▸ Task instructions:
What the answer must contain is every line of the records, exactly, with no pictures.

(App and web page records)
== == ==

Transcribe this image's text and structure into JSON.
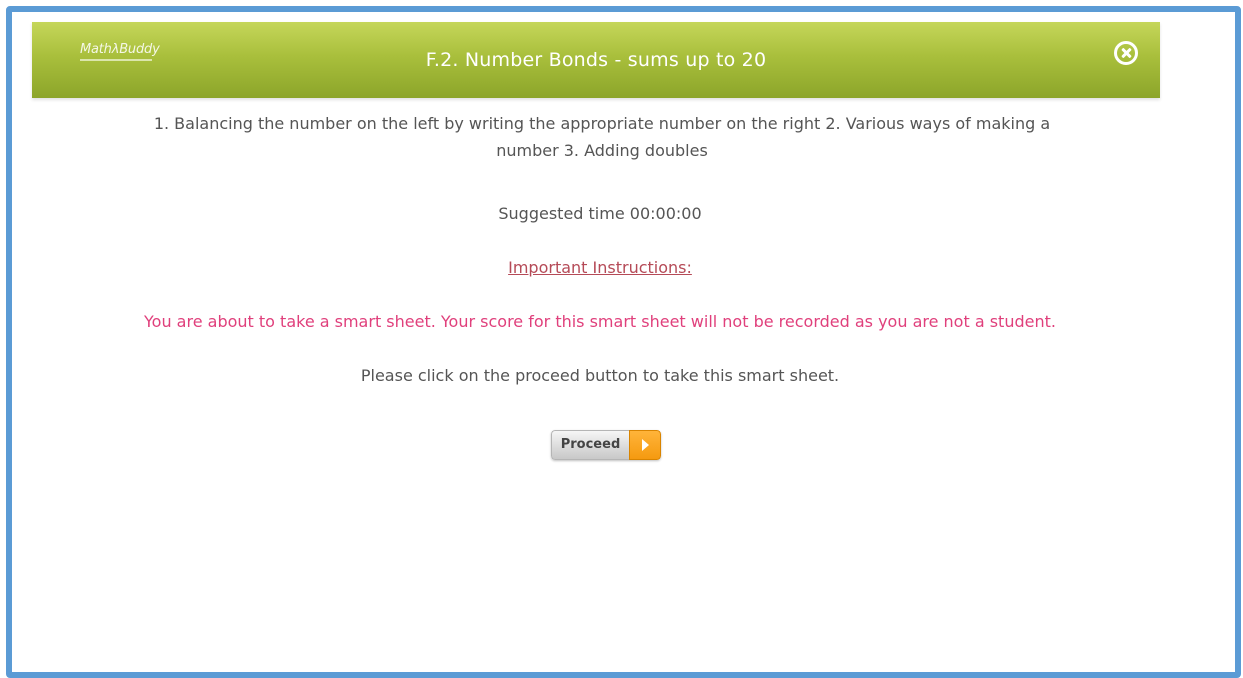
{
  "header": {
    "logo_text": "MathλBuddy",
    "title": "F.2. Number Bonds - sums up to 20",
    "close_icon": "close-circle-icon"
  },
  "content": {
    "description": "1. Balancing the number on the left by writing the appropriate number on the right 2. Various ways of making a number 3. Adding doubles",
    "suggested_time": "Suggested time 00:00:00",
    "important_heading": "Important Instructions:",
    "warning": "You are about to take a smart sheet. Your score for this smart sheet will not be recorded as you are not a student.",
    "click_instruction": "Please click on the proceed button to take this smart sheet.",
    "proceed_label": "Proceed",
    "proceed_icon": "arrow-right-icon"
  },
  "colors": {
    "header_green": "#a9bf3c",
    "frame_blue": "#5b9bd5",
    "warning_pink": "#e0407c",
    "heading_red": "#b54a57",
    "proceed_orange": "#f59a10"
  }
}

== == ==

▸ Reply to the task:
Transcribe this image's text and structure into JSON.
{
  "header": {
    "logo_text": "MathλBuddy",
    "title": "F.2. Number Bonds - sums up to 20",
    "close_icon": "close-circle-icon"
  },
  "content": {
    "description": "1. Balancing the number on the left by writing the appropriate number on the right 2. Various ways of making a number 3. Adding doubles",
    "suggested_time": "Suggested time 00:00:00",
    "important_heading": "Important Instructions:",
    "warning": "You are about to take a smart sheet. Your score for this smart sheet will not be recorded as you are not a student.",
    "click_instruction": "Please click on the proceed button to take this smart sheet.",
    "proceed_label": "Proceed",
    "proceed_icon": "arrow-right-icon"
  },
  "colors": {
    "header_green": "#a9bf3c",
    "frame_blue": "#5b9bd5",
    "warning_pink": "#e0407c",
    "heading_red": "#b54a57",
    "proceed_orange": "#f59a10"
  }
}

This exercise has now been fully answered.